The Prime Minister of the Czech Republic called on his Minister of Health to resign or be fired after he broke strict government restrictions to slow a record surge of coronavirus infections and visited a restaurant in Prague.
Prime Minister Andrej Babis said he would meet with the president of the country later in the day on Friday to discuss a possible replacement for the minister, Roman Prymula.
Babis said, "There is no solution other than his resignation from the post." "It ought not to have happened."
Babis said, "If we want people to comply with the rules ... it is us who have to set an example." "We can not preach and drink wine and water."
Prymula met with Jaroslav Faltynek, deputy head of senior government ANO, or YES, on Wednesday night, a movement led by Babis in a Prague restaurant, the Blesk tabloid daily said. Photographs published in the paper indicated that Prymula did not wear a compulsory face mask either.
Because of the pandemic, restaurants are closed in the Czech Republic, and it was not immediately clear whether the establishment was open or whether the owner only allowed Prymula and Faltynek to dine there.
The exposure has shocked the nation, which has been hit hard by the pandemic.
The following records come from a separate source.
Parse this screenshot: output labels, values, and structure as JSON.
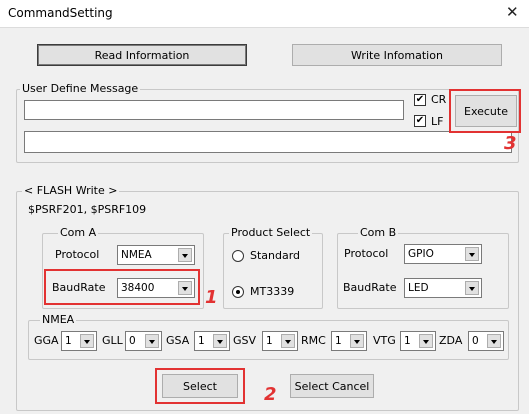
{
  "window": {
    "title": "CommandSetting",
    "close_glyph": "✕"
  },
  "toolbar": {
    "read_label": "Read Information",
    "write_label": "Write Infomation"
  },
  "user_define": {
    "group_label": "User Define Message",
    "input_value": "",
    "output_value": "",
    "cr_label": "CR",
    "cr_checked": true,
    "lf_label": "LF",
    "lf_checked": true,
    "execute_label": "Execute"
  },
  "flash": {
    "group_label": "< FLASH Write >",
    "subtitle": "$PSRF201, $PSRF109",
    "com_a": {
      "label": "Com A",
      "protocol_label": "Protocol",
      "protocol_value": "NMEA",
      "baud_label": "BaudRate",
      "baud_value": "38400"
    },
    "product": {
      "label": "Product Select",
      "options": [
        "Standard",
        "MT3339"
      ],
      "selected": "MT3339"
    },
    "com_b": {
      "label": "Com B",
      "protocol_label": "Protocol",
      "protocol_value": "GPIO",
      "baud_label": "BaudRate",
      "baud_value": "LED"
    },
    "nmea": {
      "label": "NMEA",
      "items": [
        {
          "name": "GGA",
          "value": "1"
        },
        {
          "name": "GLL",
          "value": "0"
        },
        {
          "name": "GSA",
          "value": "1"
        },
        {
          "name": "GSV",
          "value": "1"
        },
        {
          "name": "RMC",
          "value": "1"
        },
        {
          "name": "VTG",
          "value": "1"
        },
        {
          "name": "ZDA",
          "value": "0"
        }
      ]
    },
    "select_label": "Select",
    "select_cancel_label": "Select Cancel"
  },
  "annotations": {
    "one": "1",
    "two": "2",
    "three": "3"
  },
  "colors": {
    "annotation": "#e23232",
    "window_bg": "#f0f0f0"
  },
  "icons": {
    "close": "close-icon",
    "combo_arrow": "chevron-down-icon",
    "check": "checkmark-icon"
  }
}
The government has approved tight restrictions at Prymula 's request to slow the surge that is threatening the entire health system.
The Social Democrats, the junior government coalition party, joined the opposition to demand the resignation of Prymula, calling his behavior "absolutely unacceptable."
Prymula denied any wrongdoing and refused to step down, intensifying the crisis even further. He said he was invited to participate in a meeting with the director of a hospital and only went to a private space where it took place through the restaurant.
"I broke nothing," he said.
Faltynek apologized for the meeting and said that he had asked Prymula to meet to discuss a special parliamentary meeting to approve a plan for NATO military medical staff to come to the Czech Republic to assist their local colleagues.
Prymula was a deputy health minister before he became the health minister, who led the government's reaction to the coronavirus pandemic for a time in the spring.
Compared to hard-hit Western European countries such as Italy, Spain, and Britain, the country recorded a relatively low number of COVID-19 cases and deaths then.
As a government health care envoy, Prymula, an epidemiologist, later assumed a different post.
He was appointed as a "crisis manager" only a month ago to lead the response of the country to the pandemic as new infections were on a steep rise.
On Sept. 12, Prymula became the health minister, and in an effort to slow the steep rise of infections, he imposed a series of tough regulations. There are closed bars, restaurants, and schools, as well as theatres, cinemas, zoos, and many other locations. There is a prohibition on professional sports competitions.
Just hours before the restaurant incident, Prymula and Babis announced that the nation was returning to a lockdown like in the spring with new restrictions limiting movement, closing many shops and services, and limiting two public meetings.
Prymula said if the measures were not taken, the health system would collapse around Nov. 10, Prymula said.
"He recently tweeted in one of his videos, calling the current situation dramatic:" I'd like to call all of you to stay at home, if possible.
On Thursday, the day-to-day increase in new confirmed cases reached 14,151, the second largest after a nearly 15,000 record set a day earlier. 223,065 positive cases have been confirmed in the country, about a third of them in the last seven days, while 1,845 have died.
With 735 in serious condition, the number of people hospitalized with COVID-19 is 4,777.
Over the last two weeks, the seven-day rolling average of daily new cases has risen from 32.81 new cases per 100,000 individuals on Oct. 7 to 92.88 new cases per 100,000 individuals on Wednesday.